by Sarah J.F. Braley | December 08, 2016
Lt. Gov. Dan Patrick of Texas has proposed a bill to require transgender people to use the restroom that corresponds with the gender on their birth certificates, saying it is a top priority for him for the upcoming legislative session, which starts on Jan. 10. The state's legislature, which meets only in odd-numbered years for 140 calendar days, might also consider a proposal to expand a religious-freedom bill to cover religious objectors to same-sex marriage. Texas business leaders are speaking out against these moves.
 
At a dinner in New York City Tuesday night, Phillip Jones, president and CEO of VisitDallas, said he is ready to fight the measure as long as it takes. "It's so important that our hospitality industry and all of our partners understand what's at risk here and help us fight this bill so that it doesn't see the light of day, because it will have a devastating impact," Jones told the Dallas Morning News.
 
The bathroom law would be similar to HB2, which was passed in North Carolina in March, which caused many organizations to take the state off their lists for gatherings, including the NBA, which has moved its all-star game from Charlotte to New Orleans for 2017. The NCAA also has moved several multistate events out of North Carolina, and the American College Personnel Association canceled an event last June that was scheduled to take place in Charlotte.
 
The Texas Association of Business, a broad-based, conservative association that advocates for sensible public policy to grow and maintain a pro-business climate in Texas, has been particularly outspoken on the proposed legislation. The organization sponsored two studies from St. Edward's University in Austin examining the attitudes of business owners in the state and lessons learned from other states that have enacted discriminatory laws. The association said the studies demonstrate that discriminatory legislation could:
 
• Result in significant economic losses in Texas' gross domestic product, with estimates ranging from $964 million to $8.5 billion;
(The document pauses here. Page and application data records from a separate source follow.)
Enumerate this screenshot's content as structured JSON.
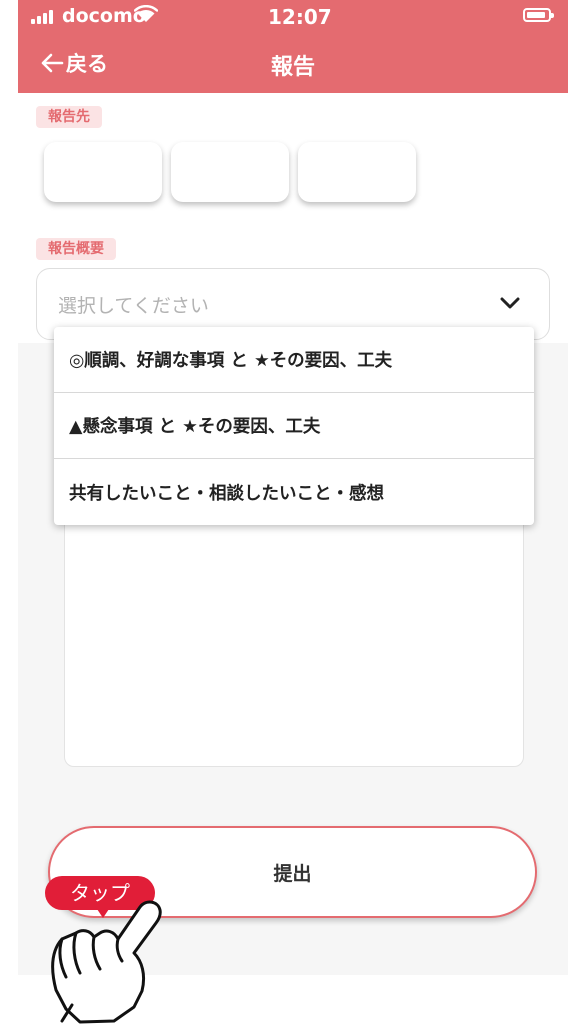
{
  "status_bar": {
    "carrier": "docomo",
    "time": "12:07",
    "signal_icon": "signal-bars-icon",
    "wifi_icon": "wifi-icon",
    "battery_icon": "battery-icon"
  },
  "nav": {
    "back_label": "戻る",
    "back_icon": "arrow-left-icon",
    "title": "報告"
  },
  "form": {
    "recipient_label": "報告先",
    "recipients": [
      "",
      "",
      ""
    ],
    "summary_label": "報告概要",
    "summary_placeholder": "選択してください",
    "chevron_icon": "chevron-down-icon"
  },
  "dropdown": {
    "options": [
      "◎順調、好調な事項 と ★その要因、工夫",
      "▲懸念事項 と ★その要因、工夫",
      "共有したいこと・相談したいこと・感想"
    ]
  },
  "submit": {
    "label": "提出"
  },
  "overlay": {
    "tap_label": "タップ",
    "hand_icon": "pointing-hand-icon"
  },
  "colors": {
    "brand": "#e46b70",
    "label_bg": "#fbe3e4",
    "tap_badge": "#e11e38"
  }
}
• Result in significant job losses, with estimates as high as 185,000 jobs;
• Substantially hamper the state's ability to attract, recruit and retain top talent, especially among Millennials;
• Drastically impact the convention and tourism industry, which has a direct economic impact of $69 billion, generates more than $6 billion in state and local tax revenues, and directly and indirectly supports more than 1.1 million Texas jobs, according to statistics from the Texas Governor's Office, 2015;
• Serve as a catalyst for domestic and global companies to choose other states over Texas to start or expand their business;
• Alienate large, globally recognized businesses, including Apple, Google, Starbucks, British Petroleum, Marriott, IBM, PayPal and the National Football League, which have opposed this amendment and similar ones;
• Allow for an expansion in discrimination, which is counter to prevailing public opinion and conflicts with corporate policies that prioritize diversity and inclusion in the workplace.
 
"As we look ahead to the legislative session which begins in just five short weeks, we are here today to talk about common-sense steps that can be taken to protect the Texas economy from enormous harm," said Chris Wallace, president of TAB, during a press conference on the state capitol's steps on Tuesday. "We now face overwhelming data about the risk of damage to the economy and reputation of our great state resulting from legislation that would allow for discrimination. Businesses have come together from across the state to urge the Texas Legislature to reject discrimination and embrace public policy that keeps Texas open for business... We cannot slam the door on the Texas miracle of openness, competitiveness, economic opportunity and innovation."